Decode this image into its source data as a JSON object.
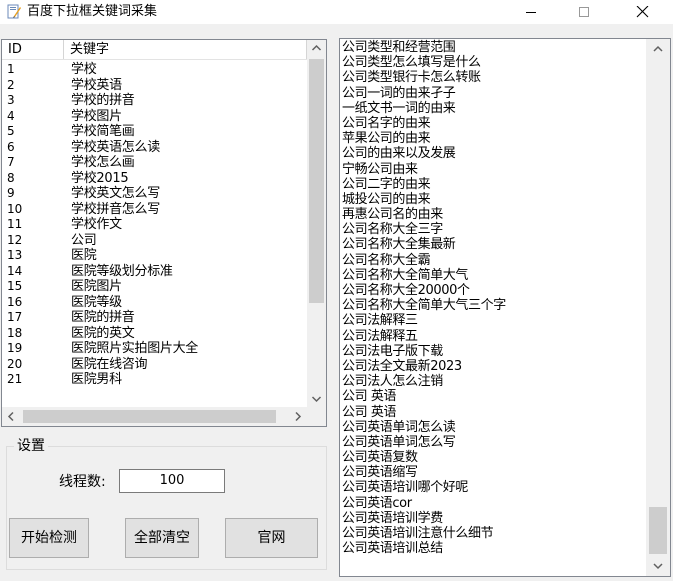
{
  "window": {
    "title": "百度下拉框关键词采集"
  },
  "list": {
    "columns": [
      "ID",
      "关键字"
    ],
    "rows": [
      {
        "id": "1",
        "keyword": "学校"
      },
      {
        "id": "2",
        "keyword": "学校英语"
      },
      {
        "id": "3",
        "keyword": "学校的拼音"
      },
      {
        "id": "4",
        "keyword": "学校图片"
      },
      {
        "id": "5",
        "keyword": "学校简笔画"
      },
      {
        "id": "6",
        "keyword": "学校英语怎么读"
      },
      {
        "id": "7",
        "keyword": "学校怎么画"
      },
      {
        "id": "8",
        "keyword": "学校2015"
      },
      {
        "id": "9",
        "keyword": "学校英文怎么写"
      },
      {
        "id": "10",
        "keyword": "学校拼音怎么写"
      },
      {
        "id": "11",
        "keyword": "学校作文"
      },
      {
        "id": "12",
        "keyword": "公司"
      },
      {
        "id": "13",
        "keyword": "医院"
      },
      {
        "id": "14",
        "keyword": "医院等级划分标准"
      },
      {
        "id": "15",
        "keyword": "医院图片"
      },
      {
        "id": "16",
        "keyword": "医院等级"
      },
      {
        "id": "17",
        "keyword": "医院的拼音"
      },
      {
        "id": "18",
        "keyword": "医院的英文"
      },
      {
        "id": "19",
        "keyword": "医院照片实拍图片大全"
      },
      {
        "id": "20",
        "keyword": "医院在线咨询"
      },
      {
        "id": "21",
        "keyword": "医院男科"
      }
    ]
  },
  "settings": {
    "group_title": "设置",
    "thread_label": "线程数:",
    "thread_value": "100",
    "start_button": "开始检测",
    "clear_button": "全部清空",
    "website_button": "官网"
  },
  "output_lines": [
    "公司类型和经营范围",
    "公司类型怎么填写是什么",
    "公司类型银行卡怎么转账",
    "公司一词的由来孑子",
    "一纸文书一词的由来",
    "公司名字的由来",
    "苹果公司的由来",
    "公司的由来以及发展",
    "宁畅公司由来",
    "公司二字的由来",
    "城投公司的由来",
    "再惠公司名的由来",
    "公司名称大全三字",
    "公司名称大全集最新",
    "公司名称大全霸",
    "公司名称大全简单大气",
    "公司名称大全20000个",
    "公司名称大全简单大气三个字",
    "公司法解释三",
    "公司法解释五",
    "公司法电子版下载",
    "公司法全文最新2023",
    "公司法人怎么注销",
    "公司 英语",
    "公司 英语",
    "公司英语单词怎么读",
    "公司英语单词怎么写",
    "公司英语复数",
    "公司英语缩写",
    "公司英语培训哪个好呢",
    "公司英语cor",
    "公司英语培训学费",
    "公司英语培训注意什么细节",
    "公司英语培训总结"
  ]
}
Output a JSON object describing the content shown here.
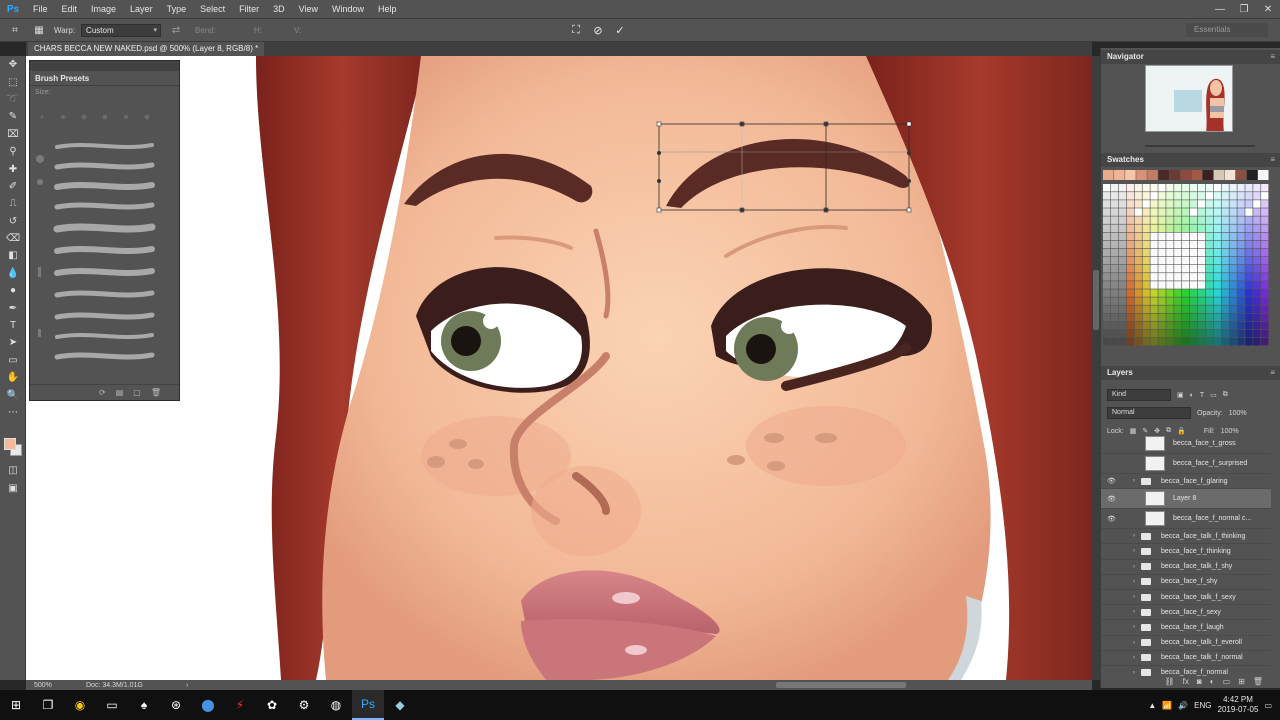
{
  "app": {
    "logo": "Ps",
    "menu": [
      "File",
      "Edit",
      "Image",
      "Layer",
      "Type",
      "Select",
      "Filter",
      "3D",
      "View",
      "Window",
      "Help"
    ],
    "window_controls": [
      "—",
      "❐",
      "✕"
    ]
  },
  "options_bar": {
    "warp_label": "Warp:",
    "warp_value": "Custom",
    "bend_label": "Bend:",
    "dim_h": "H:",
    "dim_v": "V:",
    "cancel_icon": "⊘",
    "commit_icon": "✓",
    "workspace": "Essentials"
  },
  "document": {
    "tab_title": "CHARS BECCA NEW NAKED.psd @ 500% (Layer 8, RGB/8) *",
    "zoom": "500%",
    "doc_size": "Doc: 34.3M/1.01G"
  },
  "brush_presets": {
    "title": "Brush Presets",
    "size_label": "Size:"
  },
  "navigator": {
    "title": "Navigator"
  },
  "swatches": {
    "title": "Swatches",
    "top_row": [
      "#e8a98c",
      "#f0b394",
      "#f6c4a6",
      "#d89377",
      "#c27c65",
      "#4a2a25",
      "#6b3a32",
      "#8e4a3d",
      "#a35a45",
      "#3b2220",
      "#d7c8b6",
      "#f1e3d4",
      "#8a4f3e",
      "#222222",
      "#f7f7f7"
    ]
  },
  "layers": {
    "title": "Layers",
    "kind_label": "Kind",
    "blend_mode": "Normal",
    "opacity_label": "Opacity:",
    "opacity_value": "100%",
    "lock_label": "Lock:",
    "fill_label": "Fill:",
    "fill_value": "100%",
    "items": [
      {
        "name": "becca_face_t_gross",
        "type": "thumb",
        "visible": false,
        "selected": false
      },
      {
        "name": "becca_face_f_surprised",
        "type": "thumb",
        "visible": false,
        "selected": false
      },
      {
        "name": "becca_face_f_glaring",
        "type": "folder",
        "visible": true,
        "selected": false
      },
      {
        "name": "Layer 8",
        "type": "thumb",
        "visible": true,
        "selected": true
      },
      {
        "name": "becca_face_f_normal c...",
        "type": "thumb",
        "visible": true,
        "selected": false
      },
      {
        "name": "becca_face_talk_f_thinking",
        "type": "folder",
        "visible": false,
        "selected": false
      },
      {
        "name": "becca_face_f_thinking",
        "type": "folder",
        "visible": false,
        "selected": false
      },
      {
        "name": "becca_face_talk_f_shy",
        "type": "folder",
        "visible": false,
        "selected": false
      },
      {
        "name": "becca_face_f_shy",
        "type": "folder",
        "visible": false,
        "selected": false
      },
      {
        "name": "becca_face_talk_f_sexy",
        "type": "folder",
        "visible": false,
        "selected": false
      },
      {
        "name": "becca_face_f_sexy",
        "type": "folder",
        "visible": false,
        "selected": false
      },
      {
        "name": "becca_face_f_laugh",
        "type": "folder",
        "visible": false,
        "selected": false
      },
      {
        "name": "becca_face_talk_f_everoll",
        "type": "folder",
        "visible": false,
        "selected": false
      },
      {
        "name": "becca_face_talk_f_normal",
        "type": "folder",
        "visible": false,
        "selected": false
      },
      {
        "name": "becca_face_f_normal",
        "type": "folder",
        "visible": false,
        "selected": false
      }
    ]
  },
  "taskbar": {
    "lang": "ENG",
    "time": "4:42 PM",
    "date": "2019-07-05"
  },
  "colors": {
    "hair": "#8b2a22",
    "skin": "#f6c4a4",
    "brow": "#5a2a25",
    "iris": "#6f7a58",
    "lips": "#c9757a"
  }
}
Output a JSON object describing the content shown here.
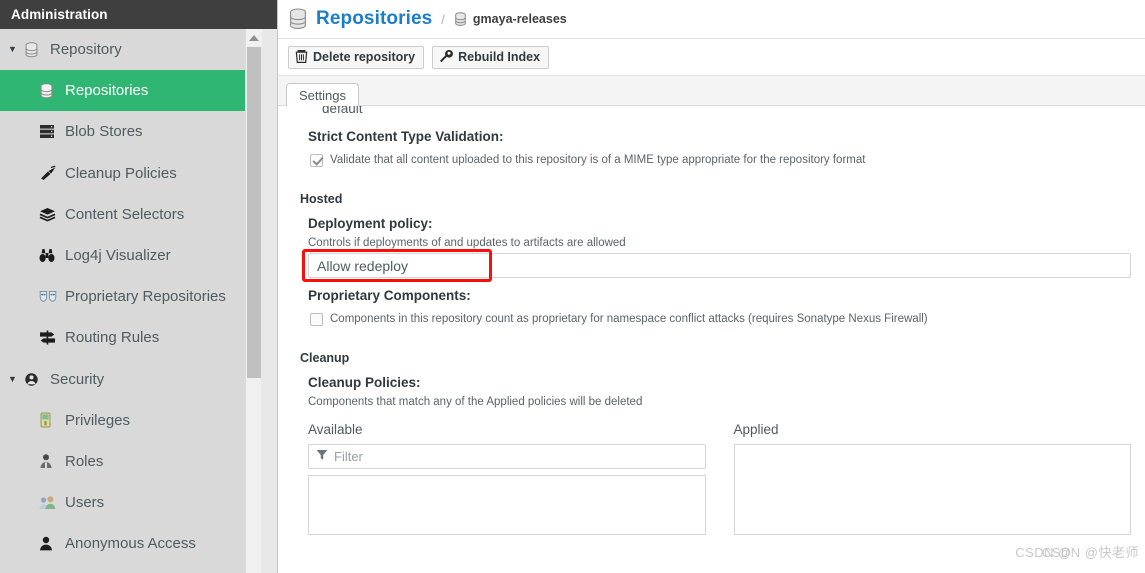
{
  "sidebar": {
    "header_title": "Administration",
    "items": [
      {
        "label": "Repository",
        "icon": "database-icon",
        "type": "group",
        "expanded": true,
        "selected": false
      },
      {
        "label": "Repositories",
        "icon": "database-icon",
        "type": "child",
        "selected": true
      },
      {
        "label": "Blob Stores",
        "icon": "server-stack-icon",
        "type": "child",
        "selected": false
      },
      {
        "label": "Cleanup Policies",
        "icon": "broom-icon",
        "type": "child",
        "selected": false
      },
      {
        "label": "Content Selectors",
        "icon": "layers-icon",
        "type": "child",
        "selected": false
      },
      {
        "label": "Log4j Visualizer",
        "icon": "binoculars-icon",
        "type": "child",
        "selected": false
      },
      {
        "label": "Proprietary Repositories",
        "icon": "masks-icon",
        "type": "child",
        "selected": false
      },
      {
        "label": "Routing Rules",
        "icon": "signpost-icon",
        "type": "child",
        "selected": false
      },
      {
        "label": "Security",
        "icon": "shield-person-icon",
        "type": "group",
        "expanded": true,
        "selected": false
      },
      {
        "label": "Privileges",
        "icon": "key-card-icon",
        "type": "child",
        "selected": false
      },
      {
        "label": "Roles",
        "icon": "person-badge-icon",
        "type": "child",
        "selected": false
      },
      {
        "label": "Users",
        "icon": "people-icon",
        "type": "child",
        "selected": false
      },
      {
        "label": "Anonymous Access",
        "icon": "person-icon",
        "type": "child",
        "selected": false
      }
    ],
    "caret_glyph": "▼",
    "selected_color": "#2fb673"
  },
  "breadcrumb": {
    "title": "Repositories",
    "separator": "/",
    "current": "gmaya-releases",
    "title_color": "#1a7ec8"
  },
  "toolbar": {
    "delete_label": "Delete repository",
    "rebuild_label": "Rebuild Index"
  },
  "tabs": [
    {
      "label": "Settings",
      "active": true
    }
  ],
  "form": {
    "cut_off_value": "default",
    "strict_content_type": {
      "label": "Strict Content Type Validation:",
      "checkbox_text": "Validate that all content uploaded to this repository is of a MIME type appropriate for the repository format",
      "checked": true
    },
    "hosted_section": "Hosted",
    "deployment_policy": {
      "label": "Deployment policy:",
      "hint": "Controls if deployments of and updates to artifacts are allowed",
      "value": "Allow redeploy",
      "highlight_color": "#fa0f0a"
    },
    "proprietary_components": {
      "label": "Proprietary Components:",
      "checkbox_text": "Components in this repository count as proprietary for namespace conflict attacks (requires Sonatype Nexus Firewall)",
      "checked": false
    },
    "cleanup_section": "Cleanup",
    "cleanup_policies": {
      "label": "Cleanup Policies:",
      "hint": "Components that match any of the Applied policies will be deleted",
      "available_title": "Available",
      "applied_title": "Applied",
      "filter_placeholder": "Filter",
      "filter_value": ""
    }
  },
  "watermark": {
    "text_a": "CSDN @",
    "text_b": "CSDN @快老师"
  }
}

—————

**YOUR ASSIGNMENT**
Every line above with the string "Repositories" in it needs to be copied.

**RESULT OF THE EXERCISE**
        "label": "Repositories",
        "label": "Proprietary Repositories",
    "title": "Repositories",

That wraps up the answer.